**TO DO**
Identify the lines in the data below that contain "html" and give only how many there are.

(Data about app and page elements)
%%

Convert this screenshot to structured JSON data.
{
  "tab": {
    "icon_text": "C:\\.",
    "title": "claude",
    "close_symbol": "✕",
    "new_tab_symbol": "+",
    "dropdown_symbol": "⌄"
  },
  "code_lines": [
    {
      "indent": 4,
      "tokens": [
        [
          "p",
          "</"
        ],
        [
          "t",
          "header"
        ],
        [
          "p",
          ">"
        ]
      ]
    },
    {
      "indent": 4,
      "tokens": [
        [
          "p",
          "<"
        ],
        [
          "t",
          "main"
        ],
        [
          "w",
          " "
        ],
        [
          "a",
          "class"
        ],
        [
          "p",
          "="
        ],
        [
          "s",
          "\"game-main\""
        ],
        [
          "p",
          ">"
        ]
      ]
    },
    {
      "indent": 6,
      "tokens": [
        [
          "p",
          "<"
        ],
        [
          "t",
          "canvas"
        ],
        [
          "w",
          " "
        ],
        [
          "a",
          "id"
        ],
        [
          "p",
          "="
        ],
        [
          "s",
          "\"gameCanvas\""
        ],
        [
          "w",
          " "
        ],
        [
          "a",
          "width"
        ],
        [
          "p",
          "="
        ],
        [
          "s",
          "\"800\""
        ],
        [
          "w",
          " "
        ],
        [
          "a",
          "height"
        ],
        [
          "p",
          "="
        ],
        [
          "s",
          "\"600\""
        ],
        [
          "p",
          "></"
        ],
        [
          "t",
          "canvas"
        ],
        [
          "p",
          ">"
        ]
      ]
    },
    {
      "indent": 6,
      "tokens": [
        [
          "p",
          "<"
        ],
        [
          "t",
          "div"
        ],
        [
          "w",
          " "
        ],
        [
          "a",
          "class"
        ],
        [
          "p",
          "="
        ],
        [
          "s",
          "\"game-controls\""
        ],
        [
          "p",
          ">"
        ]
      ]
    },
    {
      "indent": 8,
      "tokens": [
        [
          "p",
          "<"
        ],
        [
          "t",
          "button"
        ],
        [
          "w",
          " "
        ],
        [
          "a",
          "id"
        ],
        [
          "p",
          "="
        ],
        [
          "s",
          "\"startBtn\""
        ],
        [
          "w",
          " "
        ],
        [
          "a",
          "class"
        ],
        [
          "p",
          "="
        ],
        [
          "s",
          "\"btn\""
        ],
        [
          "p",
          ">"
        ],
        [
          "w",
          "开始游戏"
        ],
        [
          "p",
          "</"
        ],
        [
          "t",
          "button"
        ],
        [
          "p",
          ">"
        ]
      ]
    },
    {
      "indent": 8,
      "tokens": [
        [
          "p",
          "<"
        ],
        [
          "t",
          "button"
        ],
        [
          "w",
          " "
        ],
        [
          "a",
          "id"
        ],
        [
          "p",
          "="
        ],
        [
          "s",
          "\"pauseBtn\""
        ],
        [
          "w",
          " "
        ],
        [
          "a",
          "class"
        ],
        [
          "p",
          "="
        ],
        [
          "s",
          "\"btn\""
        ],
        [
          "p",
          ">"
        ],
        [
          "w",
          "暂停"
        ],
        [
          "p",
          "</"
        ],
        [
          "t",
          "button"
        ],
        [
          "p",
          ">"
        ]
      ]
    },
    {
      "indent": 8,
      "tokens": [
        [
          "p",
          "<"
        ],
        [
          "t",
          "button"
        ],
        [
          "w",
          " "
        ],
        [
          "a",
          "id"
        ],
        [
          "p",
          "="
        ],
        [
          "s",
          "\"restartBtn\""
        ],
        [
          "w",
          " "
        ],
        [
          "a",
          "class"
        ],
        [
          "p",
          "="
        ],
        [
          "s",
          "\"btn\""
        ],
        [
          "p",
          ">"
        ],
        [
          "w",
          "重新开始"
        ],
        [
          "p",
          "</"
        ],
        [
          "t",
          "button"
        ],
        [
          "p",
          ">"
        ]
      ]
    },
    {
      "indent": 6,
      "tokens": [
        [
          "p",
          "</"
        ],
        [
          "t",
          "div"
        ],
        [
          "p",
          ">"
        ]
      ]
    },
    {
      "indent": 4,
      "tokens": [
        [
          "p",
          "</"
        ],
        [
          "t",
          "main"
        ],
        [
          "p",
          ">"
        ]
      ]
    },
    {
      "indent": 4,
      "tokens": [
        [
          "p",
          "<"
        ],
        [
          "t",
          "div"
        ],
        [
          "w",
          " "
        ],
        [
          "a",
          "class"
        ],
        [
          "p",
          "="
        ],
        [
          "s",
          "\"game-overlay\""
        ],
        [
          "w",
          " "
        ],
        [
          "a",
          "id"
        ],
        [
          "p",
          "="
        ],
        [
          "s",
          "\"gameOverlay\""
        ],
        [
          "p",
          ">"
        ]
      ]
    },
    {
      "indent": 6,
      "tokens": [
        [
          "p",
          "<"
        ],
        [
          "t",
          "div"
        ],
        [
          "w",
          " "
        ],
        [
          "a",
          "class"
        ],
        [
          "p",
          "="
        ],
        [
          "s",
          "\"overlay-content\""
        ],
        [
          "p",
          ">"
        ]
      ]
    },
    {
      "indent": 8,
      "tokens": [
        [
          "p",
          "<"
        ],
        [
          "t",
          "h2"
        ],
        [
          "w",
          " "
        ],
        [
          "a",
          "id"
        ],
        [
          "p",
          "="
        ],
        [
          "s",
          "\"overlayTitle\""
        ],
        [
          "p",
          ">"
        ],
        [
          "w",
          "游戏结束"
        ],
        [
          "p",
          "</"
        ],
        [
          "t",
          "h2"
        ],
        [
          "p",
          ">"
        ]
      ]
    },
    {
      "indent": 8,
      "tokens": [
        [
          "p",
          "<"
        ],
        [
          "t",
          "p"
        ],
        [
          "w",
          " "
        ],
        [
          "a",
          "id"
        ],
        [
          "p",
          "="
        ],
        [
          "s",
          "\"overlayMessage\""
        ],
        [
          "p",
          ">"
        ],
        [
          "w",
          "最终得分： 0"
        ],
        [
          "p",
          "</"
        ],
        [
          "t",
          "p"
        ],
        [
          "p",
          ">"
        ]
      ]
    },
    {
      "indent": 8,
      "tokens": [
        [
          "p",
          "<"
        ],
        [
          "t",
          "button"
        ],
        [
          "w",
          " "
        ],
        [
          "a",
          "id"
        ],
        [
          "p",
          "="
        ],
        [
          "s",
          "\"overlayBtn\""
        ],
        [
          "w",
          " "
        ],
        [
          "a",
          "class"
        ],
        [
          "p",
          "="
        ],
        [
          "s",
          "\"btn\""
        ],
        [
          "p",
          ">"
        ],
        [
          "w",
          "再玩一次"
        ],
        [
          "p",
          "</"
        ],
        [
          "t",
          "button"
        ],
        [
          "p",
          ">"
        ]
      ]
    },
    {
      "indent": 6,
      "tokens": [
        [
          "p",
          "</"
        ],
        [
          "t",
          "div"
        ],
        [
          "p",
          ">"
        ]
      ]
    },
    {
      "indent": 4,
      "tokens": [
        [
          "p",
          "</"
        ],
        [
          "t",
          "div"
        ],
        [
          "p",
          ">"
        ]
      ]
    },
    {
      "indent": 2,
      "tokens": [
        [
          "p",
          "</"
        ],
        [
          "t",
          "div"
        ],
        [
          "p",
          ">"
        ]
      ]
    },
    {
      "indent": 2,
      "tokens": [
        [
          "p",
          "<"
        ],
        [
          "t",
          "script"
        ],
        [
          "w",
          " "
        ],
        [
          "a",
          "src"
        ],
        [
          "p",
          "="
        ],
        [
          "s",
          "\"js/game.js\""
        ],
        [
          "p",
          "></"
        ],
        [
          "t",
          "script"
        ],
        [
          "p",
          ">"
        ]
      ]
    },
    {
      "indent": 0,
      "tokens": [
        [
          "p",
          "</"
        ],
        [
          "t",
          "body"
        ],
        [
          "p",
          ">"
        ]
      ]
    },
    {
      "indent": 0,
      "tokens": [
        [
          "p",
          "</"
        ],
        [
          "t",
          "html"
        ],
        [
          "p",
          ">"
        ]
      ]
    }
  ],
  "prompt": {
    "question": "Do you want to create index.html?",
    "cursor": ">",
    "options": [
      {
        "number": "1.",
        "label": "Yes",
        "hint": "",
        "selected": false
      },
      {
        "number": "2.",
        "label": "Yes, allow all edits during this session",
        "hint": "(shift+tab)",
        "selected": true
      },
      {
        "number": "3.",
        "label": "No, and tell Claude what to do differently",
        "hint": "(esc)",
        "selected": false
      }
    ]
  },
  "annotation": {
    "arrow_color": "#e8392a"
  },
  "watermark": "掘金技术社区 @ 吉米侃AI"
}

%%

**TASK RESPONSE**
2